Presentations should inspire others to share their data or imagine how open data could be used to increase food security. Presentations may include existing, new, or proposed applications of open data and should meet one or more of the following criteria:

• Demonstrate the impact of open data on food security.
• Demonstrate the impact of access to agriculturally-relevant data on developed and/or developing countries.
• Demonstrate the impact of bringing multiple sources of agriculturally-relevant public and/or private open data together (think about the creation of an agriculture equivalent of weather.com)

For those with a new idea, we invite you to submit your proposal to present it to leading experts in food security, technology and data innovation. Proposals should identify which data is needed that is publicly available, for free, on the internet. Proposals must also include a design of the application including relevance to the target audience and plans for beta testing. A successful prototype will be mobile, interactive, and scalable. Proposals to showcase existing products or pitch new ideas will be reviewed by a global panel of technical experts from the G-8 countries.

Short notice but from the submission form on the website, you only get 75-100 words to summarize your proposal.

Hell, I have trouble identifying myself in 75-100 words.

Still, if you are in D.C. and interested, it could be a good way to meet people in this area.

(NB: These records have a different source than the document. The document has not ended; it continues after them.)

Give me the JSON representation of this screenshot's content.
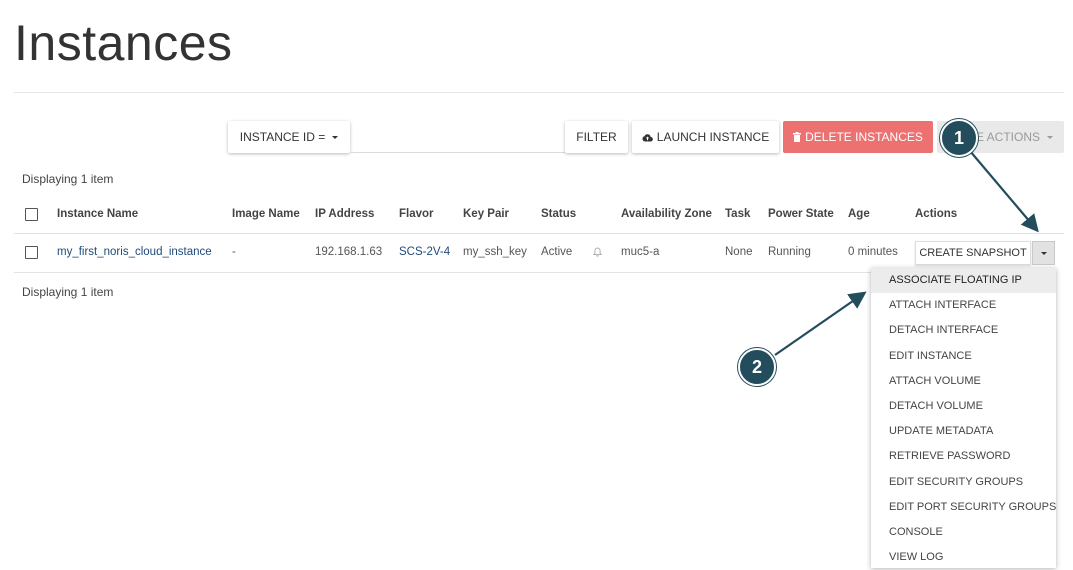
{
  "page": {
    "title": "Instances"
  },
  "toolbar": {
    "filter_key_label": "INSTANCE ID =",
    "filter_button": "FILTER",
    "launch_button": "LAUNCH INSTANCE",
    "delete_button": "DELETE INSTANCES",
    "more_actions_button": "MORE ACTIONS",
    "delete_color": "#ec7272"
  },
  "table": {
    "count_text": "Displaying 1 item",
    "headers": [
      "Instance Name",
      "Image Name",
      "IP Address",
      "Flavor",
      "Key Pair",
      "Status",
      "Availability Zone",
      "Task",
      "Power State",
      "Age",
      "Actions"
    ],
    "rows": [
      {
        "instance_name": "my_first_noris_cloud_instance",
        "image_name": "-",
        "ip_address": "192.168.1.63",
        "flavor": "SCS-2V-4",
        "key_pair": "my_ssh_key",
        "status": "Active",
        "availability_zone": "muc5-a",
        "task": "None",
        "power_state": "Running",
        "age": "0 minutes",
        "primary_action": "CREATE SNAPSHOT"
      }
    ]
  },
  "actions_menu": {
    "items": [
      "ASSOCIATE FLOATING IP",
      "ATTACH INTERFACE",
      "DETACH INTERFACE",
      "EDIT INSTANCE",
      "ATTACH VOLUME",
      "DETACH VOLUME",
      "UPDATE METADATA",
      "RETRIEVE PASSWORD",
      "EDIT SECURITY GROUPS",
      "EDIT PORT SECURITY GROUPS",
      "CONSOLE",
      "VIEW LOG"
    ],
    "highlighted_index": 0
  },
  "annotations": {
    "badge_1": "1",
    "badge_2": "2",
    "color": "#234c5c"
  },
  "icons": [
    "cloud-upload-icon",
    "trash-icon",
    "bell-icon",
    "caret-down-icon"
  ]
}
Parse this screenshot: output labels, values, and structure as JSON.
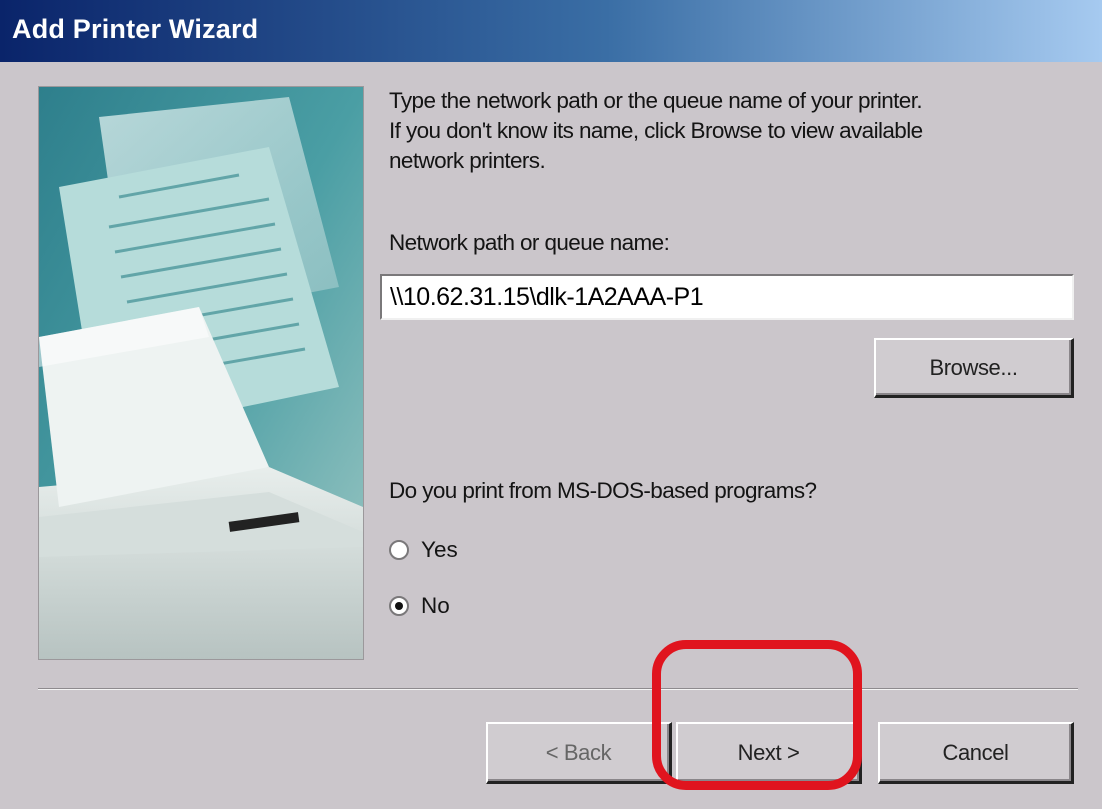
{
  "window": {
    "title": "Add Printer Wizard"
  },
  "instructions": "Type the network path or the queue name of your printer.\nIf you don't know its name, click Browse to view available\nnetwork printers.",
  "path_field": {
    "label": "Network path or queue name:",
    "value": "\\\\10.62.31.15\\dlk-1A2AAA-P1"
  },
  "browse_button": "Browse...",
  "msdos": {
    "question": "Do you print from MS-DOS-based programs?",
    "options": [
      {
        "label": "Yes",
        "selected": false
      },
      {
        "label": "No",
        "selected": true
      }
    ]
  },
  "footer": {
    "back": "< Back",
    "next": "Next >",
    "cancel": "Cancel"
  },
  "colors": {
    "title_bar_start": "#0a246a",
    "title_bar_end": "#a6caf0",
    "dialog_background": "#cbc6cb",
    "highlight": "#e0141e"
  },
  "icons": {
    "wizard_image": "printer-documents-illustration"
  }
}
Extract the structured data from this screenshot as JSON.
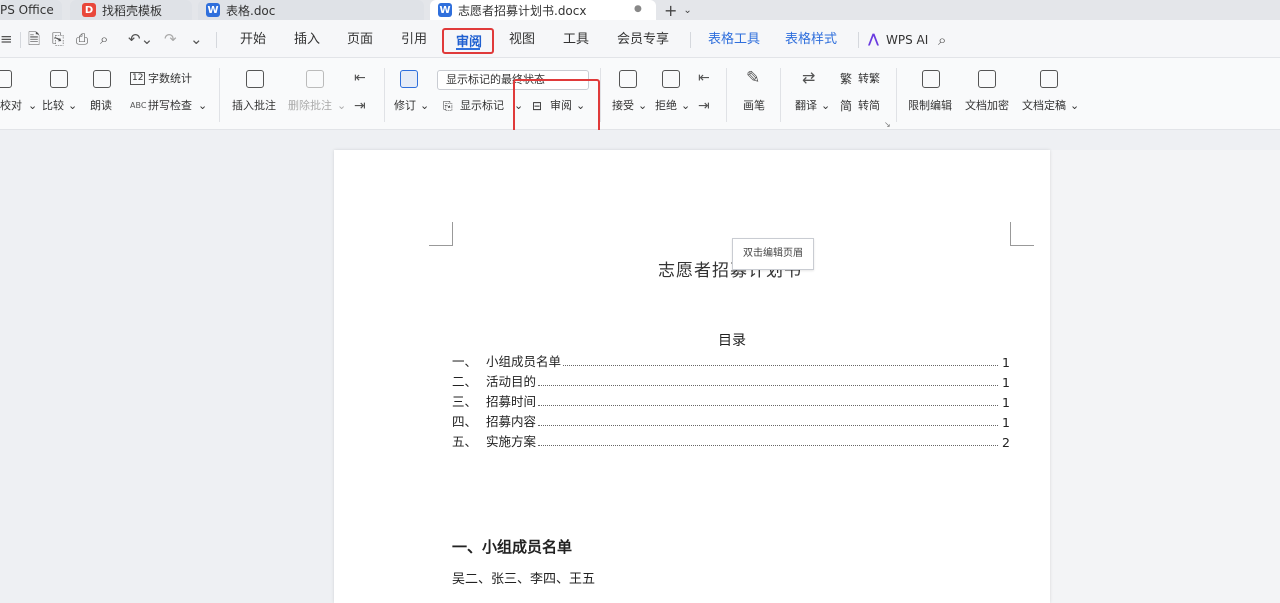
{
  "tabs": {
    "wps": "PS Office",
    "templates": "找稻壳模板",
    "biaoge": "表格.doc",
    "active": "志愿者招募计划书.docx"
  },
  "menu": {
    "items": [
      "开始",
      "插入",
      "页面",
      "引用",
      "审阅",
      "视图",
      "工具",
      "会员专享",
      "表格工具",
      "表格样式",
      "WPS AI"
    ]
  },
  "ribbon": {
    "proofread": "校对",
    "compare": "比较",
    "read_aloud": "朗读",
    "word_count": "字数统计",
    "spell_check": "拼写检查",
    "insert_comment": "插入批注",
    "delete_comment": "删除批注",
    "revise": "修订",
    "show_state": "显示标记的最终状态",
    "show_marks": "显示标记",
    "review": "审阅",
    "accept": "接受",
    "reject": "拒绝",
    "pen": "画笔",
    "translate": "翻译",
    "to_traditional": "转繁",
    "to_simplified": "转简",
    "restrict_edit": "限制编辑",
    "encrypt": "文档加密",
    "finalize": "文档定稿"
  },
  "document": {
    "header_tip": "双击编辑页眉",
    "title": "志愿者招募计划书",
    "toc_title": "目录",
    "toc": [
      {
        "num": "一、",
        "text": "小组成员名单",
        "page": "1"
      },
      {
        "num": "二、",
        "text": "活动目的",
        "page": "1"
      },
      {
        "num": "三、",
        "text": "招募时间",
        "page": "1"
      },
      {
        "num": "四、",
        "text": "招募内容",
        "page": "1"
      },
      {
        "num": "五、",
        "text": "实施方案",
        "page": "2"
      }
    ],
    "section1_title": "一、小组成员名单",
    "section1_body": "吴二、张三、李四、王五"
  },
  "colors": {
    "accent": "#2f6fdc",
    "highlight": "#e03a3a"
  }
}
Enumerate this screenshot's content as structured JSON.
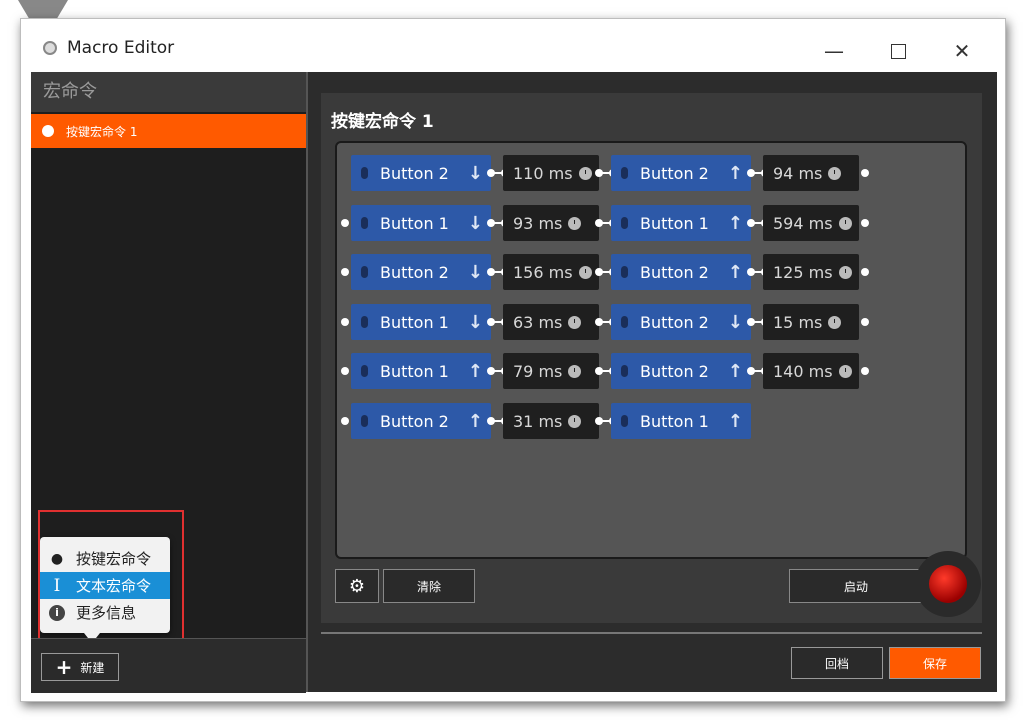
{
  "window": {
    "title": "Macro Editor",
    "minimize_icon": "minimize-icon",
    "maximize_icon": "maximize-icon",
    "close_icon": "close-icon"
  },
  "sidebar": {
    "header": "宏命令",
    "items": [
      {
        "label": "按键宏命令 1",
        "selected": true
      }
    ],
    "new_button": "新建"
  },
  "popup_menu": {
    "items": [
      {
        "label": "按键宏命令",
        "icon": "circle-icon",
        "selected": false
      },
      {
        "label": "文本宏命令",
        "icon": "text-cursor-icon",
        "selected": true
      },
      {
        "label": "更多信息",
        "icon": "info-icon",
        "selected": false
      }
    ]
  },
  "main": {
    "title": "按键宏命令 1",
    "rows": [
      {
        "steps": [
          {
            "button": "Button 2",
            "dir": "down"
          },
          {
            "delay": "110 ms"
          },
          {
            "button": "Button 2",
            "dir": "up"
          },
          {
            "delay": "94 ms"
          }
        ]
      },
      {
        "steps": [
          {
            "button": "Button 1",
            "dir": "down"
          },
          {
            "delay": "93 ms"
          },
          {
            "button": "Button 1",
            "dir": "up"
          },
          {
            "delay": "594 ms"
          }
        ]
      },
      {
        "steps": [
          {
            "button": "Button 2",
            "dir": "down"
          },
          {
            "delay": "156 ms"
          },
          {
            "button": "Button 2",
            "dir": "up"
          },
          {
            "delay": "125 ms"
          }
        ]
      },
      {
        "steps": [
          {
            "button": "Button 1",
            "dir": "down"
          },
          {
            "delay": "63 ms"
          },
          {
            "button": "Button 2",
            "dir": "down"
          },
          {
            "delay": "15 ms"
          }
        ]
      },
      {
        "steps": [
          {
            "button": "Button 1",
            "dir": "up"
          },
          {
            "delay": "79 ms"
          },
          {
            "button": "Button 2",
            "dir": "up"
          },
          {
            "delay": "140 ms"
          }
        ]
      },
      {
        "steps": [
          {
            "button": "Button 2",
            "dir": "up"
          },
          {
            "delay": "31 ms"
          },
          {
            "button": "Button 1",
            "dir": "up"
          }
        ]
      }
    ],
    "clear_button": "清除",
    "start_button": "启动",
    "back_button": "回档",
    "save_button": "保存"
  },
  "colors": {
    "accent": "#ff5a00",
    "button_block": "#2d59a8",
    "delay_block": "#1f1f1f",
    "popup_selected": "#1a8fd6",
    "highlight_border": "#e03030"
  }
}
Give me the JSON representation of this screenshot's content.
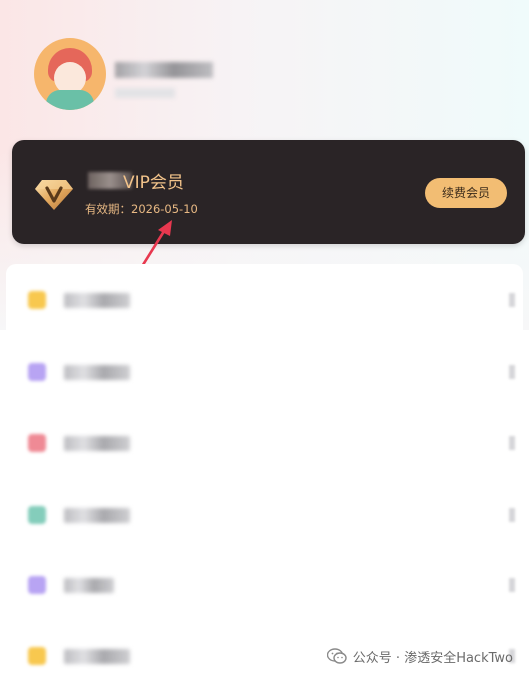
{
  "profile": {
    "avatar_icon": "avatar-icon"
  },
  "vip": {
    "title": "VIP会员",
    "expire_label": "有效期：",
    "expire_date": "2026-05-10",
    "renew_button": "续费会员",
    "icon": "diamond-v-icon"
  },
  "menu": {
    "items": [
      {
        "icon_color": "#f8c84f"
      },
      {
        "icon_color": "#b8a4f3"
      },
      {
        "icon_color": "#ef8a95"
      },
      {
        "icon_color": "#84cdbb"
      },
      {
        "icon_color": "#b8a4f3"
      },
      {
        "icon_color": "#f8c84f"
      }
    ]
  },
  "watermark": {
    "text": "公众号 · 渗透安全HackTwo",
    "icon": "wechat-icon"
  },
  "colors": {
    "card_bg": "#2a2426",
    "gold_text": "#f2c38a",
    "button_bg": "#f2bd73",
    "arrow": "#e8384f"
  }
}
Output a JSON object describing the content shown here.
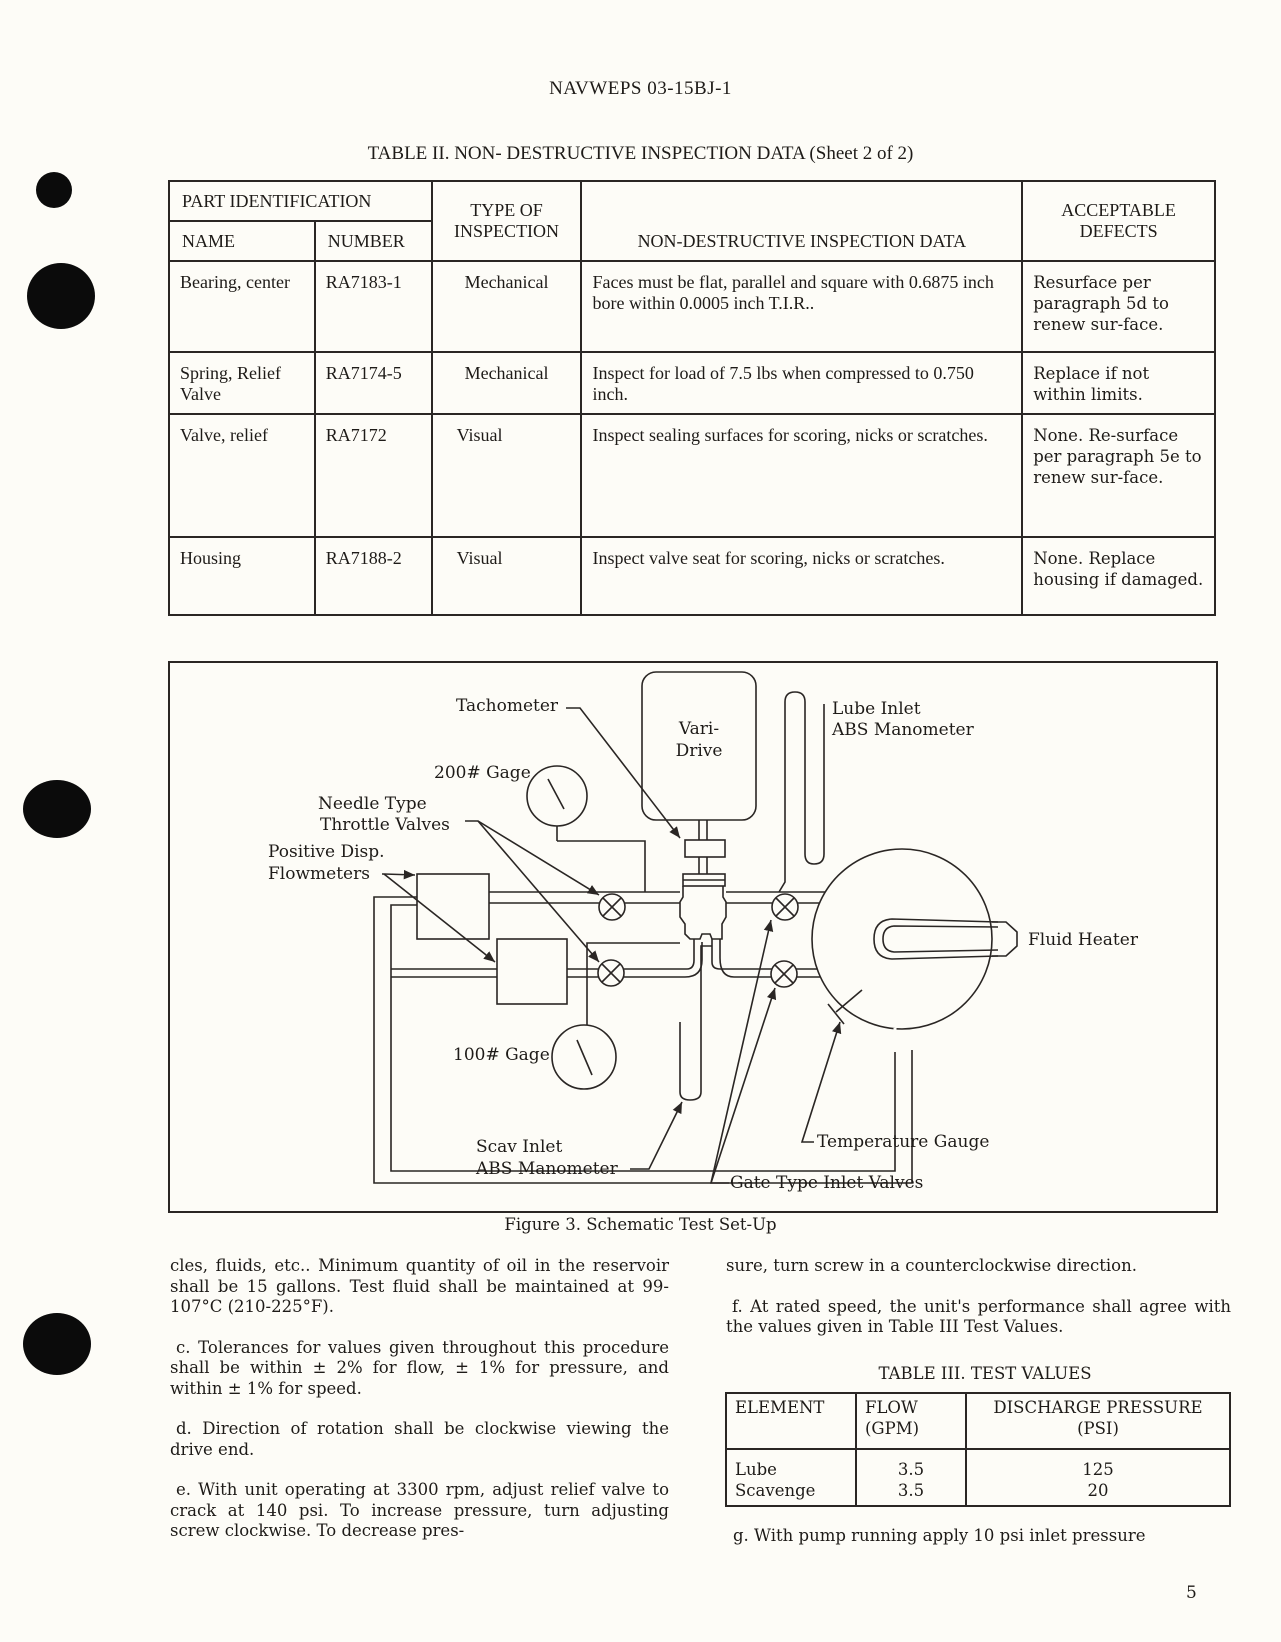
{
  "header": {
    "doc_id": "NAVWEPS 03-15BJ-1"
  },
  "table2": {
    "title": "TABLE II.  NON- DESTRUCTIVE INSPECTION DATA  (Sheet 2 of 2)",
    "headers": {
      "part_identification": "PART IDENTIFICATION",
      "name": "NAME",
      "number": "NUMBER",
      "type_of_inspection": "TYPE OF INSPECTION",
      "inspection_data": "NON-DESTRUCTIVE INSPECTION DATA",
      "acceptable_defects": "ACCEPTABLE DEFECTS"
    },
    "rows": [
      {
        "name": "Bearing, center",
        "number": "RA7183-1",
        "type": "Mechanical",
        "data": "Faces must be flat, parallel and square with 0.6875 inch bore within 0.0005 inch T.I.R..",
        "defects": "Resurface per paragraph 5d to renew sur-face."
      },
      {
        "name": "Spring, Relief Valve",
        "number": "RA7174-5",
        "type": "Mechanical",
        "data": "Inspect for load of 7.5 lbs when compressed to 0.750 inch.",
        "defects": "Replace if not within limits."
      },
      {
        "name": "Valve, relief",
        "number": "RA7172",
        "type": "Visual",
        "data": "Inspect sealing surfaces for scoring, nicks or scratches.",
        "defects": "None.  Re-surface per paragraph 5e to renew sur-face."
      },
      {
        "name": "Housing",
        "number": "RA7188-2",
        "type": "Visual",
        "data": "Inspect valve seat for scoring, nicks or scratches.",
        "defects": "None. Replace housing if damaged."
      }
    ]
  },
  "figure3": {
    "caption": "Figure 3.  Schematic Test Set-Up",
    "labels": {
      "tachometer": "Tachometer",
      "vari_drive_1": "Vari-",
      "vari_drive_2": "Drive",
      "lube_inlet_1": "Lube Inlet",
      "lube_inlet_2": "ABS Manometer",
      "gage_200": "200# Gage",
      "needle_1": "Needle Type",
      "needle_2": "Throttle Valves",
      "flowmeters_1": "Positive Disp.",
      "flowmeters_2": "Flowmeters",
      "fluid_heater": "Fluid Heater",
      "gage_100": "100# Gage",
      "scav_1": "Scav Inlet",
      "scav_2": "ABS Manometer",
      "temp_gauge": "Temperature Gauge",
      "gate_valves": "Gate Type Inlet Valves"
    }
  },
  "left_column": {
    "p1": "cles, fluids, etc..  Minimum quantity of oil in the reservoir shall be 15 gallons.  Test fluid shall be maintained at 99-107°C (210-225°F).",
    "p_c": "c.  Tolerances for values given throughout this procedure shall be within ± 2% for flow, ± 1% for pressure, and within ± 1% for speed.",
    "p_d": "d.  Direction of rotation shall be clockwise viewing the drive end.",
    "p_e": "e.  With unit operating at 3300 rpm, adjust relief valve to crack at 140 psi.  To increase pressure, turn adjusting screw clockwise.  To decrease pres-"
  },
  "right_column": {
    "p1": "sure, turn screw in a counterclockwise direction.",
    "p_f": "f.  At rated speed, the unit's performance shall agree with the values given in Table III Test Values.",
    "p_g": "g.  With pump running apply 10 psi inlet pressure"
  },
  "table3": {
    "title": "TABLE III.  TEST VALUES",
    "headers": {
      "element": "ELEMENT",
      "flow": "FLOW (GPM)",
      "pressure": "DISCHARGE PRESSURE (PSI)"
    },
    "rows": [
      {
        "element": "Lube",
        "flow": "3.5",
        "pressure": "125"
      },
      {
        "element": "Scavenge",
        "flow": "3.5",
        "pressure": "20"
      }
    ]
  },
  "footer": {
    "page_number": "5"
  }
}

The nine flags for the G-8 are confusing at first. Not an example of government committee counting. The EU has a representative at G-8 meetings.